Having missed the second blog class, I returned two weeks later with neither blog post nor resolution of my dilemma, although I accidentally did the homework that had been set – to think of blog topics. However, my list, although it has swelled to 14, remains uninspiring, both to me and my imagined audience. Speaking of which, I posted an empty blog, and three people looked at it! Wow, it can only get better from here. I must thank my tutor and fellow blog babies for their kindness. Maybe next time they look in on me, there will be some substance. In the meantime, I note they have all put interesting blogs up.

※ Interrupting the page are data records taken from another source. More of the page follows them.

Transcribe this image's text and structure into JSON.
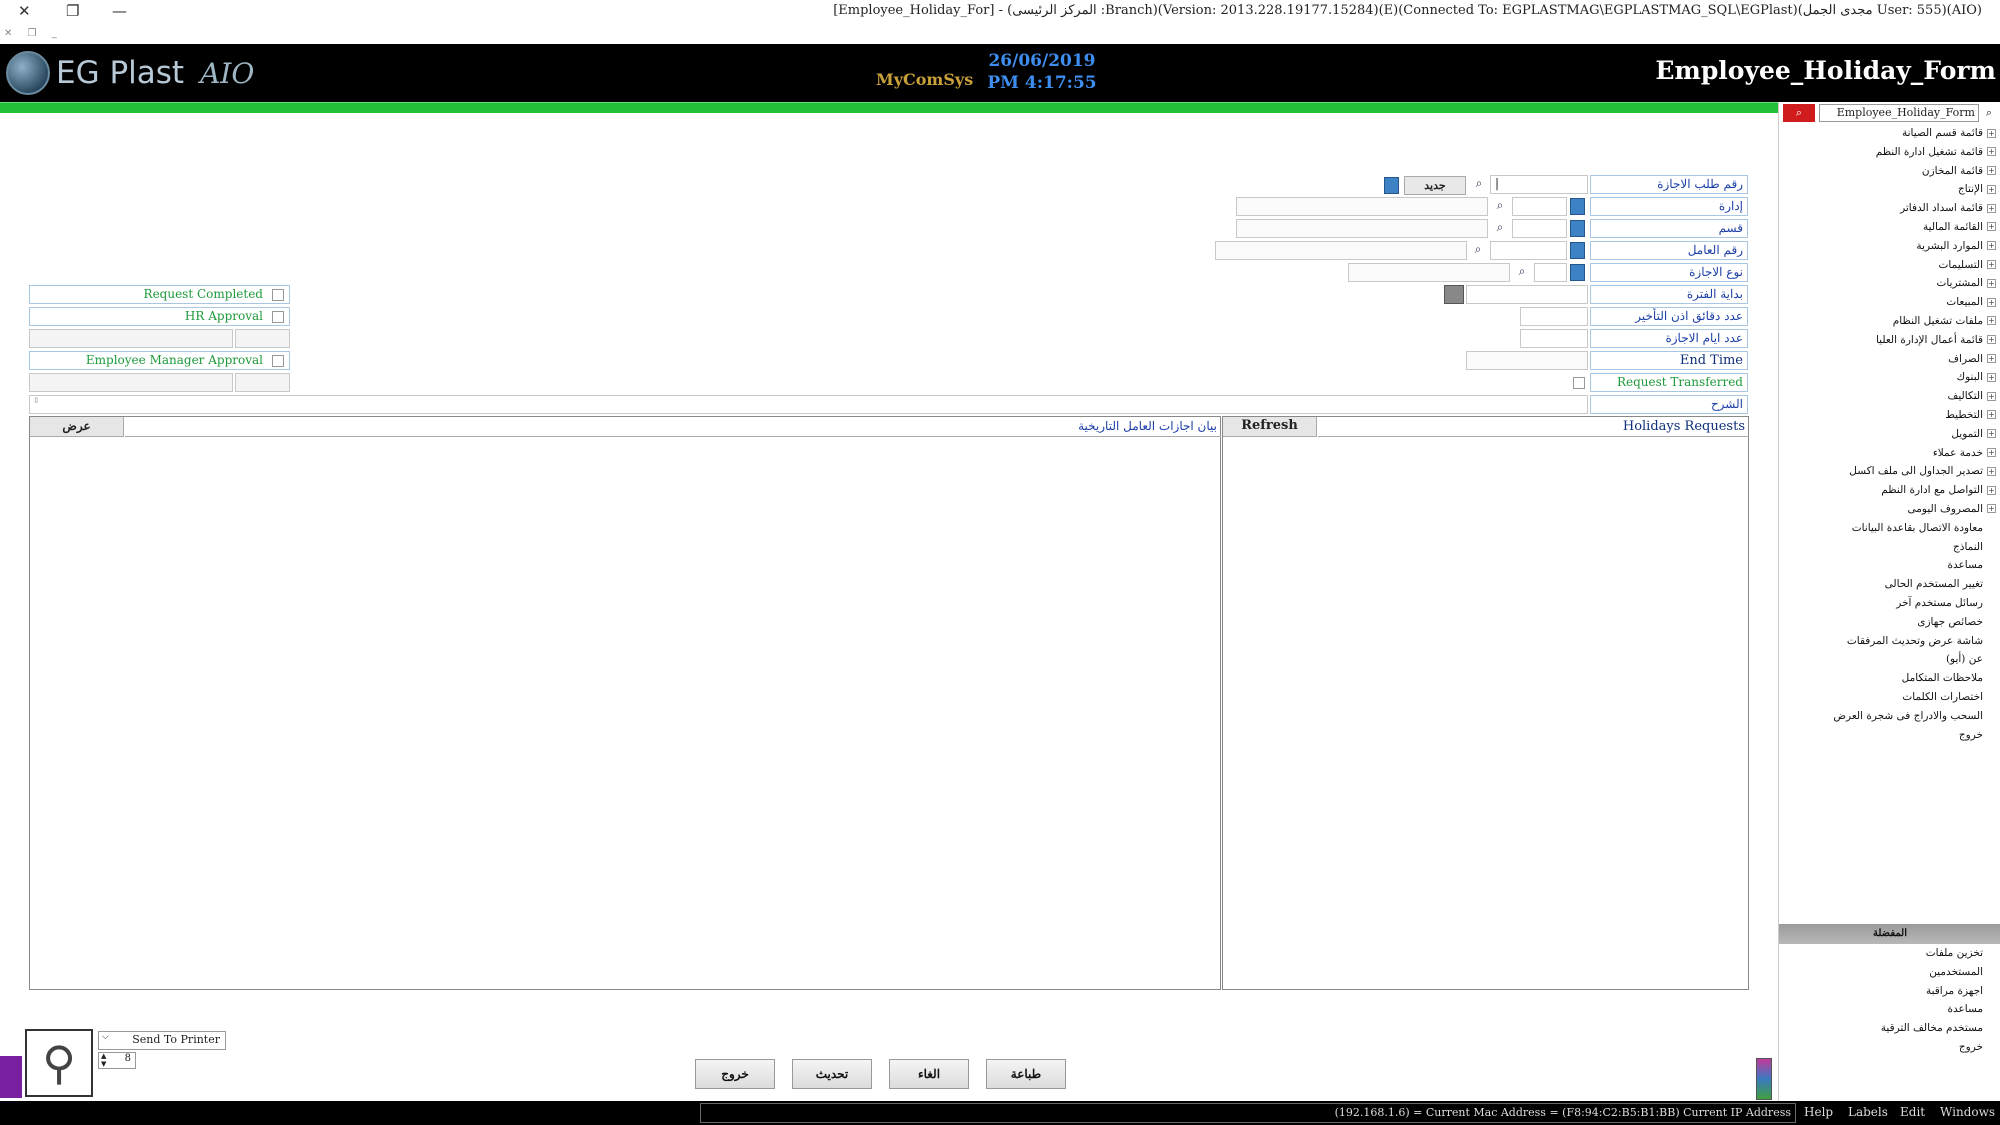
{
  "window": {
    "title": "[Employee_Holiday_For] - (المركز الرئيسى :Branch)(Version: 2013.228.19177.15284)(E)(Connected To: EGPLASTMAG\\EGPLASTMAG_SQL\\EGPlast)(مجدى الجمل User: 555)(AIO)",
    "close_icon": "✕",
    "restore_icon": "❐",
    "minimize_icon": "—",
    "sub_controls": "✕ ❐ _"
  },
  "header": {
    "logo_text": "EG Plast",
    "logo_script": "AIO",
    "company": "MyComSys",
    "date": "26/06/2019",
    "time": "PM 4:17:55",
    "form_title": "Employee_Holiday_Form"
  },
  "form": {
    "request_no_label": "رقم طلب الاجازة",
    "request_no_value": "|",
    "new_button": "جديد",
    "department_label": "إدارة",
    "section_label": "قسم",
    "employee_no_label": "رقم العامل",
    "leave_type_label": "نوع الاجازة",
    "period_start_label": "بداية الفترة",
    "delay_minutes_label": "عدد دقائق اذن التأخير",
    "leave_days_label": "عدد ايام الاجازة",
    "end_time_label": "End Time",
    "request_transferred_label": "Request Transferred",
    "explanation_label": "الشرح",
    "request_completed_label": "Request Completed",
    "hr_approval_label": "HR Approval",
    "employee_manager_approval_label": "Employee Manager Approval"
  },
  "history_panel": {
    "view_button": "عرض",
    "title": "بيان اجازات العامل التاريخية"
  },
  "requests_panel": {
    "refresh_button": "Refresh",
    "title": "Holidays Requests"
  },
  "bottom": {
    "send_to_printer": "Send To Printer",
    "copies": "8",
    "print_button": "طباعة",
    "cancel_button": "الغاء",
    "update_button": "تحديث",
    "exit_button": "خروج"
  },
  "sidebar": {
    "search_value": "Employee_Holiday_Form",
    "tree_items": [
      "قائمة قسم الصيانة",
      "قائمة تشغيل ادارة النظم",
      "قائمة المخازن",
      "الإنتاج",
      "قائمة اسداد الدفاتر",
      "القائمة المالية",
      "الموارد البشرية",
      "التسليمات",
      "المشتريات",
      "المبيعات",
      "ملفات تشغيل النظام",
      "قائمة أعمال الإدارة العليا",
      "الصراف",
      "البنوك",
      "التكاليف",
      "التخطيط",
      "التمويل",
      "خدمة عملاء",
      "تصدير الجداول الى ملف اكسل",
      "التواصل مع ادارة النظم",
      "المصروف اليومى",
      "معاودة الاتصال بقاعدة البيانات",
      "النماذج",
      "مساعدة",
      "تغيير المستخدم الحالى",
      "رسائل مستخدم آخر",
      "خصائص جهازى",
      "شاشة عرض وتحديث المرفقات",
      "عن (أيو)",
      "ملاحظات المتكامل",
      "اختصارات الكلمات",
      "السحب والادراج فى شجرة العرض",
      "خروج"
    ],
    "favorites_title": "المفضلة",
    "favorites": [
      "تخزين ملفات",
      "المستخدمين",
      "اجهزة مراقبة",
      "مساعدة",
      "مستخدم مخالف الترقية",
      "خروج"
    ]
  },
  "statusbar": {
    "ip_text": "(192.168.1.6) = Current Mac Address = (F8:94:C2:B5:B1:BB) Current IP Address",
    "menus": [
      "Help",
      "Labels",
      "Edit",
      "Windows"
    ]
  },
  "colors": {
    "accent_green": "#22c038",
    "label_blue": "#1c3fa8",
    "header_bg": "#000000"
  }
}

My dilemma is this – I have a writing itch that needs scratching, after many dormant years, but I don’t know what to do with it. Is blogging what I want? Why do I want to blog, given that it will be competing with sooo many others, what wisdom do I have to share that will be both informative and not lead to defamation or wrongful advice claims?

The answer is that I don’t know. Perhaps if I write, that may become clearer, and you Dear Reader (I’ve always loved that term) will see. And perhaps I will quietly disappear off the Blogosphere leaving nary a ripple of words.